## Source data:
....
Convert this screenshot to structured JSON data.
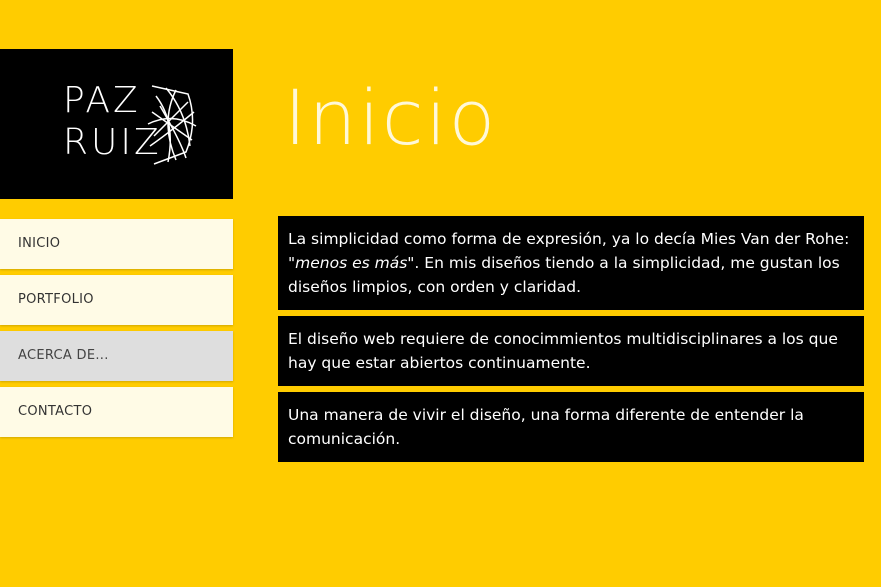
{
  "logo": {
    "line1": "PAZ",
    "line2": "RUIZ"
  },
  "nav": {
    "items": [
      {
        "label": "INICIO",
        "active": false
      },
      {
        "label": "PORTFOLIO",
        "active": false
      },
      {
        "label": "ACERCA DE...",
        "active": true
      },
      {
        "label": "CONTACTO",
        "active": false
      }
    ]
  },
  "main": {
    "title": "Inicio",
    "paragraphs": [
      {
        "before": "La simplicidad como forma de expresión, ya lo decía Mies Van der Rohe: ",
        "quote": "\"menos es más\"",
        "after": ". En mis diseños tiendo a la simplicidad, me gustan los diseños limpios, con orden y claridad."
      },
      {
        "text": "El diseño web requiere de conocimmientos multidisciplinares a los que hay que estar abiertos continuamente."
      },
      {
        "text": "Una manera de vivir el diseño, una forma diferente de entender la comunicación."
      }
    ]
  },
  "colors": {
    "background": "#ffcc00",
    "logo_bg": "#000000",
    "nav_bg": "#fffbe6",
    "nav_active_bg": "#dedede",
    "title_color": "#fff8d8",
    "paragraph_bg": "#000000",
    "paragraph_text": "#ffffff"
  }
}
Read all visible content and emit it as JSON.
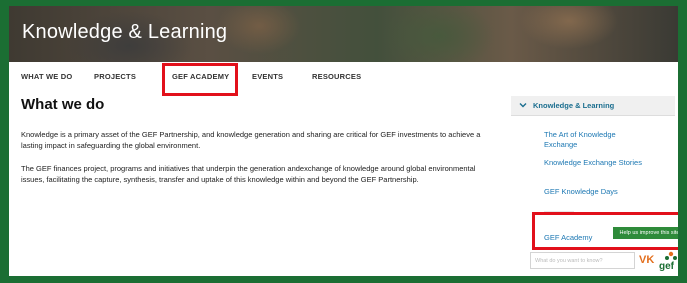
{
  "header": {
    "title": "Knowledge & Learning"
  },
  "nav": {
    "items": [
      {
        "label": "WHAT WE DO"
      },
      {
        "label": "PROJECTS"
      },
      {
        "label": "GEF ACADEMY"
      },
      {
        "label": "EVENTS"
      },
      {
        "label": "RESOURCES"
      }
    ]
  },
  "main": {
    "title": "What we do",
    "paragraphs": [
      "Knowledge is a primary asset of the GEF Partnership, and knowledge generation and sharing are critical for GEF investments to achieve a lasting impact in safeguarding the global environment.",
      "The GEF finances project, programs and initiatives that underpin the generation andexchange of knowledge around global environmental issues, facilitating the capture, synthesis, transfer and uptake of this knowledge within and beyond the GEF Partnership."
    ]
  },
  "sidebar": {
    "header_label": "Knowledge & Learning",
    "links": [
      {
        "label": "The Art of Knowledge Exchange"
      },
      {
        "label": "Knowledge Exchange Stories"
      },
      {
        "label": "GEF Knowledge Days"
      },
      {
        "label": "GEF Academy"
      }
    ],
    "help_button": "Help us improve this site"
  },
  "search": {
    "placeholder": "What do you want to know?"
  },
  "logo": {
    "text": "gef",
    "arrow": "VK",
    "colors": {
      "green": "#1b6e33",
      "orange": "#e36f1e"
    }
  },
  "highlight_color": "#e2101b",
  "frame_color": "#1b6e33"
}
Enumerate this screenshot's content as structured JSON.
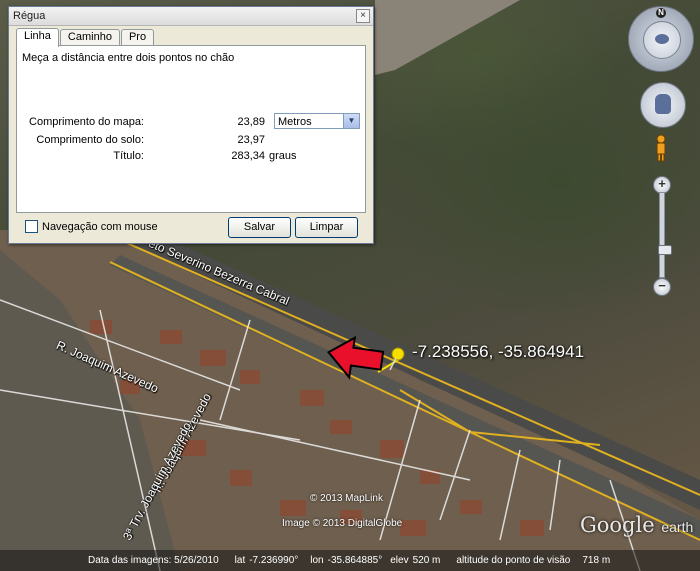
{
  "map": {
    "road_label_1": "eto Severino Bezerra Cabral",
    "road_label_2": "R. Joaquim Azevedo",
    "road_label_3": "R. Joaquim Azevedo",
    "road_label_4": "3ª Trv. Joaquim Azevedo",
    "pin_coordinates": "-7.238556, -35.864941",
    "copyright_1": "© 2013 MapLink",
    "copyright_2": "Image © 2013 DigitalGlobe",
    "logo_text": "Google",
    "logo_suffix": "earth"
  },
  "statusbar": {
    "date_label": "Data das imagens: 5/26/2010",
    "lat_label": "lat",
    "lat_value": "-7.236990°",
    "lon_label": "lon",
    "lon_value": "-35.864885°",
    "elev_label": "elev",
    "elev_value": "520 m",
    "eye_alt_label": "altitude do ponto de visão",
    "eye_alt_value": "718 m"
  },
  "nav": {
    "north_label": "N",
    "zoom_in": "+",
    "zoom_out": "−"
  },
  "dialog": {
    "title": "Régua",
    "close": "×",
    "tabs": [
      {
        "label": "Linha"
      },
      {
        "label": "Caminho"
      },
      {
        "label": "Pro"
      }
    ],
    "description": "Meça a distância entre dois pontos no chão",
    "map_length_label": "Comprimento do mapa:",
    "map_length_value": "23,89",
    "unit_select": "Metros",
    "ground_length_label": "Comprimento do solo:",
    "ground_length_value": "23,97",
    "heading_label": "Título:",
    "heading_value": "283,34",
    "heading_unit": "graus",
    "mouse_nav_label": "Navegação com mouse",
    "save_label": "Salvar",
    "clear_label": "Limpar"
  },
  "colors": {
    "annotation_arrow": "#e8102a",
    "road_line": "#e0b020",
    "pin": "#f5e000"
  }
}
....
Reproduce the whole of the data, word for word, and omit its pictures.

Convert this screenshot to structured JSON data.
{
  "logo": {
    "line1": "PAZ",
    "line2": "RUIZ"
  },
  "nav": {
    "items": [
      {
        "label": "INICIO",
        "active": false
      },
      {
        "label": "PORTFOLIO",
        "active": false
      },
      {
        "label": "ACERCA DE...",
        "active": true
      },
      {
        "label": "CONTACTO",
        "active": false
      }
    ]
  },
  "main": {
    "title": "Inicio",
    "paragraphs": [
      {
        "before": "La simplicidad como forma de expresión, ya lo decía Mies Van der Rohe: ",
        "quote": "\"menos es más\"",
        "after": ". En mis diseños tiendo a la simplicidad, me gustan los diseños limpios, con orden y claridad."
      },
      {
        "text": "El diseño web requiere de conocimmientos multidisciplinares a los que hay que estar abiertos continuamente."
      },
      {
        "text": "Una manera de vivir el diseño, una forma diferente de entender la comunicación."
      }
    ]
  },
  "colors": {
    "background": "#ffcc00",
    "logo_bg": "#000000",
    "nav_bg": "#fffbe6",
    "nav_active_bg": "#dedede",
    "title_color": "#fff8d8",
    "paragraph_bg": "#000000",
    "paragraph_text": "#ffffff"
  }
}
Read all visible content and emit it as JSON.
{
  "header": {
    "title": "Knowledge & Learning"
  },
  "nav": {
    "items": [
      {
        "label": "WHAT WE DO"
      },
      {
        "label": "PROJECTS"
      },
      {
        "label": "GEF ACADEMY"
      },
      {
        "label": "EVENTS"
      },
      {
        "label": "RESOURCES"
      }
    ]
  },
  "main": {
    "title": "What we do",
    "paragraphs": [
      "Knowledge is a primary asset of the GEF Partnership, and knowledge generation and sharing are critical for GEF investments to achieve a lasting impact in safeguarding the global environment.",
      "The GEF finances project, programs and initiatives that underpin the generation andexchange of knowledge around global environmental issues, facilitating the capture, synthesis, transfer and uptake of this knowledge within and beyond the GEF Partnership."
    ]
  },
  "sidebar": {
    "header_label": "Knowledge & Learning",
    "links": [
      {
        "label": "The Art of Knowledge Exchange"
      },
      {
        "label": "Knowledge Exchange Stories"
      },
      {
        "label": "GEF Knowledge Days"
      },
      {
        "label": "GEF Academy"
      }
    ],
    "help_button": "Help us improve this site"
  },
  "search": {
    "placeholder": "What do you want to know?"
  },
  "logo": {
    "text": "gef",
    "arrow": "VK",
    "colors": {
      "green": "#1b6e33",
      "orange": "#e36f1e"
    }
  },
  "highlight_color": "#e2101b",
  "frame_color": "#1b6e33"
}
Enumerate this screenshot's content as structured JSON.
{
  "map": {
    "road_label_1": "eto Severino Bezerra Cabral",
    "road_label_2": "R. Joaquim Azevedo",
    "road_label_3": "R. Joaquim Azevedo",
    "road_label_4": "3ª Trv. Joaquim Azevedo",
    "pin_coordinates": "-7.238556, -35.864941",
    "copyright_1": "© 2013 MapLink",
    "copyright_2": "Image © 2013 DigitalGlobe",
    "logo_text": "Google",
    "logo_suffix": "earth"
  },
  "statusbar": {
    "date_label": "Data das imagens: 5/26/2010",
    "lat_label": "lat",
    "lat_value": "-7.236990°",
    "lon_label": "lon",
    "lon_value": "-35.864885°",
    "elev_label": "elev",
    "elev_value": "520 m",
    "eye_alt_label": "altitude do ponto de visão",
    "eye_alt_value": "718 m"
  },
  "nav": {
    "north_label": "N",
    "zoom_in": "+",
    "zoom_out": "−"
  },
  "dialog": {
    "title": "Régua",
    "close": "×",
    "tabs": [
      {
        "label": "Linha"
      },
      {
        "label": "Caminho"
      },
      {
        "label": "Pro"
      }
    ],
    "description": "Meça a distância entre dois pontos no chão",
    "map_length_label": "Comprimento do mapa:",
    "map_length_value": "23,89",
    "unit_select": "Metros",
    "ground_length_label": "Comprimento do solo:",
    "ground_length_value": "23,97",
    "heading_label": "Título:",
    "heading_value": "283,34",
    "heading_unit": "graus",
    "mouse_nav_label": "Navegação com mouse",
    "save_label": "Salvar",
    "clear_label": "Limpar"
  },
  "colors": {
    "annotation_arrow": "#e8102a",
    "road_line": "#e0b020",
    "pin": "#f5e000"
  }
}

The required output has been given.